Copy each line below in which the string "this" occurs.

(Source data)

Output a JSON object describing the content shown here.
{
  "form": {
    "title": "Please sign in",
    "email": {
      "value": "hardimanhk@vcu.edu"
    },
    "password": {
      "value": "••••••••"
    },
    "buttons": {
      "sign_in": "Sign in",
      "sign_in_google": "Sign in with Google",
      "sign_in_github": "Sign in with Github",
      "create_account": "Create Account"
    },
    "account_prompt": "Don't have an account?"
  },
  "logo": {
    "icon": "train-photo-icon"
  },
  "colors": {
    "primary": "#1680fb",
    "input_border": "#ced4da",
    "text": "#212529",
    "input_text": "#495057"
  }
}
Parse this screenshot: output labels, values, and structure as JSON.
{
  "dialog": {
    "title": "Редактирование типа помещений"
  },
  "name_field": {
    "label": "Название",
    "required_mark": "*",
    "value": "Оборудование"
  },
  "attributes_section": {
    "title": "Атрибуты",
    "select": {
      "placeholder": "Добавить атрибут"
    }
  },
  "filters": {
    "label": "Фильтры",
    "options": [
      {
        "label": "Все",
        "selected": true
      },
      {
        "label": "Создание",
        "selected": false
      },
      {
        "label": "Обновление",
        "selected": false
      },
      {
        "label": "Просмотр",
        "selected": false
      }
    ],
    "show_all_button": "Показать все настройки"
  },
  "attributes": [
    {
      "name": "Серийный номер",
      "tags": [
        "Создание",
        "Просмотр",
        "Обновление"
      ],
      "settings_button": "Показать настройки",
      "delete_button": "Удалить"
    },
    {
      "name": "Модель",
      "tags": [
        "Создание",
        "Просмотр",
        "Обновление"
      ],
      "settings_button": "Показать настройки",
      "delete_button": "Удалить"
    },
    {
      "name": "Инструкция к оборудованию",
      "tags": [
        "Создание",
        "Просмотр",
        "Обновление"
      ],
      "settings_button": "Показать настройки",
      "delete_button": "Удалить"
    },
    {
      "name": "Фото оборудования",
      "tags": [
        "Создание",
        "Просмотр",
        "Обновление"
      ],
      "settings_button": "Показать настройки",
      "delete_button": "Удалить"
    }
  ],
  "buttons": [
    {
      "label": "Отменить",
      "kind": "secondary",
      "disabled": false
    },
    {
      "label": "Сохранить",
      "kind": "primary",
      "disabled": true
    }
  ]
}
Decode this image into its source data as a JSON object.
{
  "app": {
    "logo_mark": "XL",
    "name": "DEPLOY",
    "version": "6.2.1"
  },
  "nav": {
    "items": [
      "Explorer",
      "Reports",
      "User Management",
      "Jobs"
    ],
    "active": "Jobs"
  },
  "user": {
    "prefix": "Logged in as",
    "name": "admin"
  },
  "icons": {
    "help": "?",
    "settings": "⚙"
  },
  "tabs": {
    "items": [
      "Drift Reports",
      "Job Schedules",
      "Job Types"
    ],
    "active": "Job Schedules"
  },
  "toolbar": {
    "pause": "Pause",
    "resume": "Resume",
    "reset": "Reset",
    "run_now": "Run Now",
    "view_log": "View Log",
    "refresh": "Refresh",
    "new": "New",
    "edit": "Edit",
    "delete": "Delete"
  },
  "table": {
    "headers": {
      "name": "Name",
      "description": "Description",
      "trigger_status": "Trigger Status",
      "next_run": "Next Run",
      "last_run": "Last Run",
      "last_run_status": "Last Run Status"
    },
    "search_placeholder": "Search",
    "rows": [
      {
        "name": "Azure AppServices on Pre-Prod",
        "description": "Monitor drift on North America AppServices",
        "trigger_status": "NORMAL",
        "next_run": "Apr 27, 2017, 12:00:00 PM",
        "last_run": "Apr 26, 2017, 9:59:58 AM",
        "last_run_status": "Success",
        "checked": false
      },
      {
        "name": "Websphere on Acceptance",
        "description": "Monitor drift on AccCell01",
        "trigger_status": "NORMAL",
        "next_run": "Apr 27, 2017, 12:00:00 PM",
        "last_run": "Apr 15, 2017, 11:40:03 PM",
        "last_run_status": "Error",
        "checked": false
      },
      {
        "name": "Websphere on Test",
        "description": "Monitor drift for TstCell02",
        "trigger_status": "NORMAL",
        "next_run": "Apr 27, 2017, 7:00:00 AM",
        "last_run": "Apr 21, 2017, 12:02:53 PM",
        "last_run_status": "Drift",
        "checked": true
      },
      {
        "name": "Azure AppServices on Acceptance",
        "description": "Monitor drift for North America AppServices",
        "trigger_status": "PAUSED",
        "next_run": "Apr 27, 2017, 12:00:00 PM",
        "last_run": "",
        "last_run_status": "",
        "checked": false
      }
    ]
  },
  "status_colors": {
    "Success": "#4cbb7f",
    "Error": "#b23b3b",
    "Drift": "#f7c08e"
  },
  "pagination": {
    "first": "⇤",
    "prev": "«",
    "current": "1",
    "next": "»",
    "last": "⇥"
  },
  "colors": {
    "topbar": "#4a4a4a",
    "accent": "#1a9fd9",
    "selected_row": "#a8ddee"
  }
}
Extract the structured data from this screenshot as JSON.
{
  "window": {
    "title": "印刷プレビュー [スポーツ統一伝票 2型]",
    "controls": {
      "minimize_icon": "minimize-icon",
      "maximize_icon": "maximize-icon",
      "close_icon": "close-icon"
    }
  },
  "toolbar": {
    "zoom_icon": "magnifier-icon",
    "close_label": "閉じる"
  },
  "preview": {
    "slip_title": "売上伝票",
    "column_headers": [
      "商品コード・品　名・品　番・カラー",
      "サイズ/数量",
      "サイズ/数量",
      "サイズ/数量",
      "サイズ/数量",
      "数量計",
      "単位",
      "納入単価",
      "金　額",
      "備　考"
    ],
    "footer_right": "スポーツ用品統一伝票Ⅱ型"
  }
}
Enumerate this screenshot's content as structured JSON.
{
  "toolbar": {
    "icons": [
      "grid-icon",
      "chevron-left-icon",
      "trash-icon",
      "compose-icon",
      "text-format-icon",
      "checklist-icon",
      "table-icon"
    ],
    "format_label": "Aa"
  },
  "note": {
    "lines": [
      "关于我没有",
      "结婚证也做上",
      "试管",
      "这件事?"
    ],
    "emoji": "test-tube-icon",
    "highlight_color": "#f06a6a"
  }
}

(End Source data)

» Response to the task:
Parse this screenshot: output labels, values, and structure as JSON.
Decode this image into its source data as a JSON object.
Extract the structured data from this screenshot as JSON.
Enumerate this screenshot's content as structured JSON.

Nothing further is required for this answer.